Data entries
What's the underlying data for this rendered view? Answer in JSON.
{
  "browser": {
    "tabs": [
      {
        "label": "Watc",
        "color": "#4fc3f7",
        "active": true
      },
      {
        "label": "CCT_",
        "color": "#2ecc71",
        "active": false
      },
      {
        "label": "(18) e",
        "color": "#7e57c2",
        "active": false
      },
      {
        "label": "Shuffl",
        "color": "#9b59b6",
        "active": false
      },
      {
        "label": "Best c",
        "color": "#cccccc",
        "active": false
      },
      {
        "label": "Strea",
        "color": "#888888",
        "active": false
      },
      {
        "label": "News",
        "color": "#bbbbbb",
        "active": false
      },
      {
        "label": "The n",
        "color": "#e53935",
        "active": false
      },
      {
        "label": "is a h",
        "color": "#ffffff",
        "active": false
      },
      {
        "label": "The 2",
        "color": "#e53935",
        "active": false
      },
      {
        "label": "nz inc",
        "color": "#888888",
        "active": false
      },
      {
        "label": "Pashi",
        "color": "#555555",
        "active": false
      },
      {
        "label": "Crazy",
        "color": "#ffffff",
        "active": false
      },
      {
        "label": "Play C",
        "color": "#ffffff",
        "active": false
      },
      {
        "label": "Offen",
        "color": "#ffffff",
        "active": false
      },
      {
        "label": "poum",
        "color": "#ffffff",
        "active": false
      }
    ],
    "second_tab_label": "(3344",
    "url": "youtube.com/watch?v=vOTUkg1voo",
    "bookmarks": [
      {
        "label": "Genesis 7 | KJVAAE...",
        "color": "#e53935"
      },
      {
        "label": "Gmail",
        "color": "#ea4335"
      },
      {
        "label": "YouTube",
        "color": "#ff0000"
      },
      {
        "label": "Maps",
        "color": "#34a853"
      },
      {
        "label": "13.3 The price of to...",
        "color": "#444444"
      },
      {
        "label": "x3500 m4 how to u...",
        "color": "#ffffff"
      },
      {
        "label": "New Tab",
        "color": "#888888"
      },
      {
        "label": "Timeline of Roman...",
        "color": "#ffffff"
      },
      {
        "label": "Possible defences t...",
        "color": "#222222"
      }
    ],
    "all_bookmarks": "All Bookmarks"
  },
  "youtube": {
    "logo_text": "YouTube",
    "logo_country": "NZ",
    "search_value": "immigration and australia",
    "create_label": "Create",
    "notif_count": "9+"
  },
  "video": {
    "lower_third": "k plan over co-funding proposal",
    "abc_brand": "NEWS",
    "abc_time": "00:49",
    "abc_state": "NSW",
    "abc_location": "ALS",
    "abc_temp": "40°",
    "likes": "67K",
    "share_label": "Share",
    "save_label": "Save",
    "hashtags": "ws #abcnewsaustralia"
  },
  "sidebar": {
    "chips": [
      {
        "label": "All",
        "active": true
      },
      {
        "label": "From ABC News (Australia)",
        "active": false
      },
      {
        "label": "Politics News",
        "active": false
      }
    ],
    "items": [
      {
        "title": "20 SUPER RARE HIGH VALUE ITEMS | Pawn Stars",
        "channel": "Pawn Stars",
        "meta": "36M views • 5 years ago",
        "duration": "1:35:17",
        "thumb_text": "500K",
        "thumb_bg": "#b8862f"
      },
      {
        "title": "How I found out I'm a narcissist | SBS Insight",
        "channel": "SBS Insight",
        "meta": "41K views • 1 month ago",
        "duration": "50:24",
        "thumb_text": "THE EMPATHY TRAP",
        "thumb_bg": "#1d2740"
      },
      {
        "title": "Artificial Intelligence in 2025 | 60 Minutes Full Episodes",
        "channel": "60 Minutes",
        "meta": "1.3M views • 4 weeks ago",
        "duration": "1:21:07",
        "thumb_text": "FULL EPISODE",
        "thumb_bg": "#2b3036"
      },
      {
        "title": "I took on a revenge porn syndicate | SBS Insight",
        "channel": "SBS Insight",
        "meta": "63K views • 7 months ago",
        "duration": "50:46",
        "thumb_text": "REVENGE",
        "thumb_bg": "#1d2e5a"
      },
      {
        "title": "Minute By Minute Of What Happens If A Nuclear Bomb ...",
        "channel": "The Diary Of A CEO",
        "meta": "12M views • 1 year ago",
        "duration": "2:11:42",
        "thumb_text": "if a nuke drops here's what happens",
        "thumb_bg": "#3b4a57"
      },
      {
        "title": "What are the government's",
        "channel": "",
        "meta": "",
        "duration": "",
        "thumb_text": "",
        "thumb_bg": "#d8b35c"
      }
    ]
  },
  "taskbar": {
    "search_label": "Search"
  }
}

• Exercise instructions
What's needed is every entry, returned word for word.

• The completed task
What's the underlying data for this rendered view? Answer in JSON.
{
  "browser": {
    "tabs": [
      {
        "label": "Watc",
        "color": "#4fc3f7",
        "active": true
      },
      {
        "label": "CCT_",
        "color": "#2ecc71",
        "active": false
      },
      {
        "label": "(18) e",
        "color": "#7e57c2",
        "active": false
      },
      {
        "label": "Shuffl",
        "color": "#9b59b6",
        "active": false
      },
      {
        "label": "Best c",
        "color": "#cccccc",
        "active": false
      },
      {
        "label": "Strea",
        "color": "#888888",
        "active": false
      },
      {
        "label": "News",
        "color": "#bbbbbb",
        "active": false
      },
      {
        "label": "The n",
        "color": "#e53935",
        "active": false
      },
      {
        "label": "is a h",
        "color": "#ffffff",
        "active": false
      },
      {
        "label": "The 2",
        "color": "#e53935",
        "active": false
      },
      {
        "label": "nz inc",
        "color": "#888888",
        "active": false
      },
      {
        "label": "Pashi",
        "color": "#555555",
        "active": false
      },
      {
        "label": "Crazy",
        "color": "#ffffff",
        "active": false
      },
      {
        "label": "Play C",
        "color": "#ffffff",
        "active": false
      },
      {
        "label": "Offen",
        "color": "#ffffff",
        "active": false
      },
      {
        "label": "poum",
        "color": "#ffffff",
        "active": false
      }
    ],
    "second_tab_label": "(3344",
    "url": "youtube.com/watch?v=vOTUkg1voo",
    "bookmarks": [
      {
        "label": "Genesis 7 | KJVAAE...",
        "color": "#e53935"
      },
      {
        "label": "Gmail",
        "color": "#ea4335"
      },
      {
        "label": "YouTube",
        "color": "#ff0000"
      },
      {
        "label": "Maps",
        "color": "#34a853"
      },
      {
        "label": "13.3 The price of to...",
        "color": "#444444"
      },
      {
        "label": "x3500 m4 how to u...",
        "color": "#ffffff"
      },
      {
        "label": "New Tab",
        "color": "#888888"
      },
      {
        "label": "Timeline of Roman...",
        "color": "#ffffff"
      },
      {
        "label": "Possible defences t...",
        "color": "#222222"
      }
    ],
    "all_bookmarks": "All Bookmarks"
  },
  "youtube": {
    "logo_text": "YouTube",
    "logo_country": "NZ",
    "search_value": "immigration and australia",
    "create_label": "Create",
    "notif_count": "9+"
  },
  "video": {
    "lower_third": "k plan over co-funding proposal",
    "abc_brand": "NEWS",
    "abc_time": "00:49",
    "abc_state": "NSW",
    "abc_location": "ALS",
    "abc_temp": "40°",
    "likes": "67K",
    "share_label": "Share",
    "save_label": "Save",
    "hashtags": "ws #abcnewsaustralia"
  },
  "sidebar": {
    "chips": [
      {
        "label": "All",
        "active": true
      },
      {
        "label": "From ABC News (Australia)",
        "active": false
      },
      {
        "label": "Politics News",
        "active": false
      }
    ],
    "items": [
      {
        "title": "20 SUPER RARE HIGH VALUE ITEMS | Pawn Stars",
        "channel": "Pawn Stars",
        "meta": "36M views • 5 years ago",
        "duration": "1:35:17",
        "thumb_text": "500K",
        "thumb_bg": "#b8862f"
      },
      {
        "title": "How I found out I'm a narcissist | SBS Insight",
        "channel": "SBS Insight",
        "meta": "41K views • 1 month ago",
        "duration": "50:24",
        "thumb_text": "THE EMPATHY TRAP",
        "thumb_bg": "#1d2740"
      },
      {
        "title": "Artificial Intelligence in 2025 | 60 Minutes Full Episodes",
        "channel": "60 Minutes",
        "meta": "1.3M views • 4 weeks ago",
        "duration": "1:21:07",
        "thumb_text": "FULL EPISODE",
        "thumb_bg": "#2b3036"
      },
      {
        "title": "I took on a revenge porn syndicate | SBS Insight",
        "channel": "SBS Insight",
        "meta": "63K views • 7 months ago",
        "duration": "50:46",
        "thumb_text": "REVENGE",
        "thumb_bg": "#1d2e5a"
      },
      {
        "title": "Minute By Minute Of What Happens If A Nuclear Bomb ...",
        "channel": "The Diary Of A CEO",
        "meta": "12M views • 1 year ago",
        "duration": "2:11:42",
        "thumb_text": "if a nuke drops here's what happens",
        "thumb_bg": "#3b4a57"
      },
      {
        "title": "What are the government's",
        "channel": "",
        "meta": "",
        "duration": "",
        "thumb_text": "",
        "thumb_bg": "#d8b35c"
      }
    ]
  },
  "taskbar": {
    "search_label": "Search"
  }
}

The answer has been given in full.